Today, all of my internet activity seems to pull me toward Puebla. I last visited there two years ago with my husband and my mother. We actually stayed in Atlixco, with our friends the Maurers. Ever since I was a teenager and first visited the Maurers with my family, I have considered living there. I even sent my transcripts to the University of the Americas, which is situated in Puebla.
Today, while searching on a bit of information about the Mexican population in Jackson County, North Carolina, I came upon this article called Bridging Spanish language barriers in Southern schools.
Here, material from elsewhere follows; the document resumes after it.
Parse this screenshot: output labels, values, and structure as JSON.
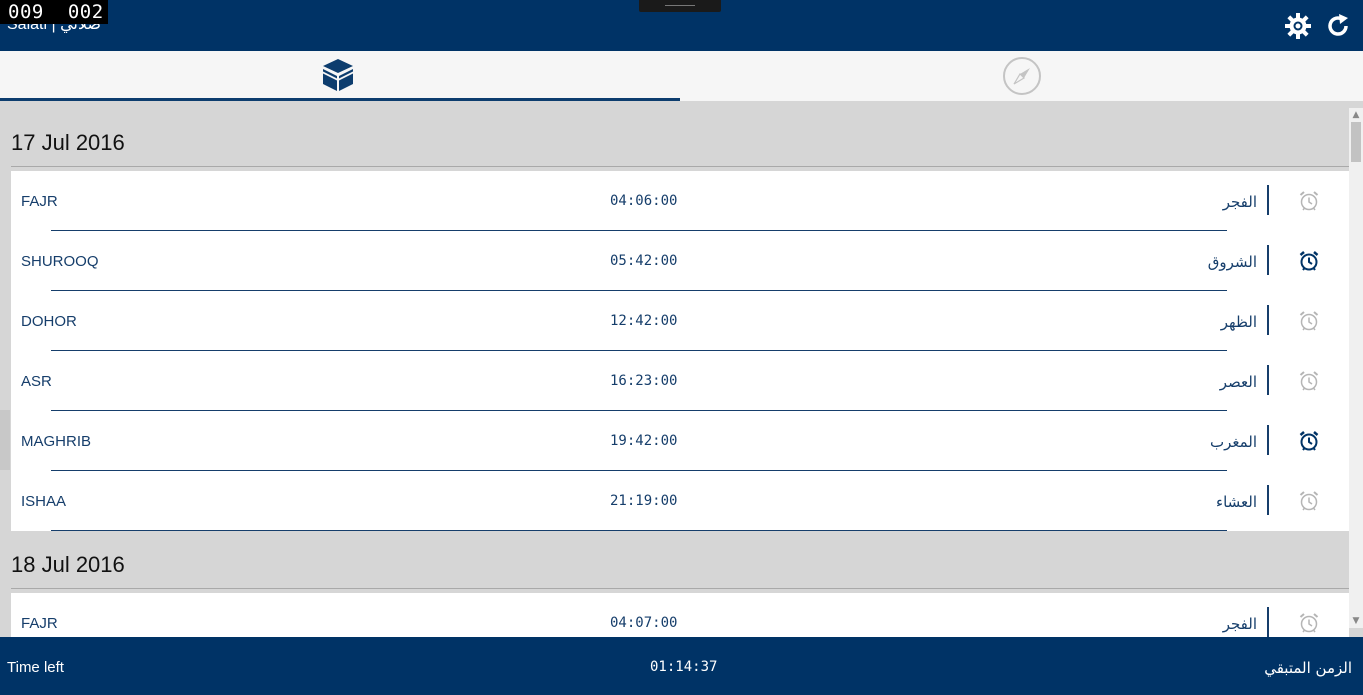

In the article, they focus on people settling in North Carolina from San Pablito, which is the part of the state of Puebla that produces amate paintings and paper.
It is distinguished from a torta by the fluffy sesame-seeded egg roll that it is served on. Additionally, the ingredients usually are restricted to sliced avocado, meat, white cheese, onions and red sauce (salsa roja). Recently it has appeared on the streets of New York, Los Angeles, and other cities with Mexican food vendors.
Now that I remember, I think it was this kind of sandwich that my husband ate in Puebla on the day before we returned to the U.S. He had a case of food poisoning or dysentery so bad he though I might have to call a doctor to our hotel room in Mexico City. I think it was the lettuce, tomato or cilantro on the sandwich.
Anyway, I digress. From there, I read a fascinating article by a foodie traveling through Puebla – she called it “the Lyon of Mexico”. The article is in the New York Times – here is the link.
I wonder if they can be found in Atlanta?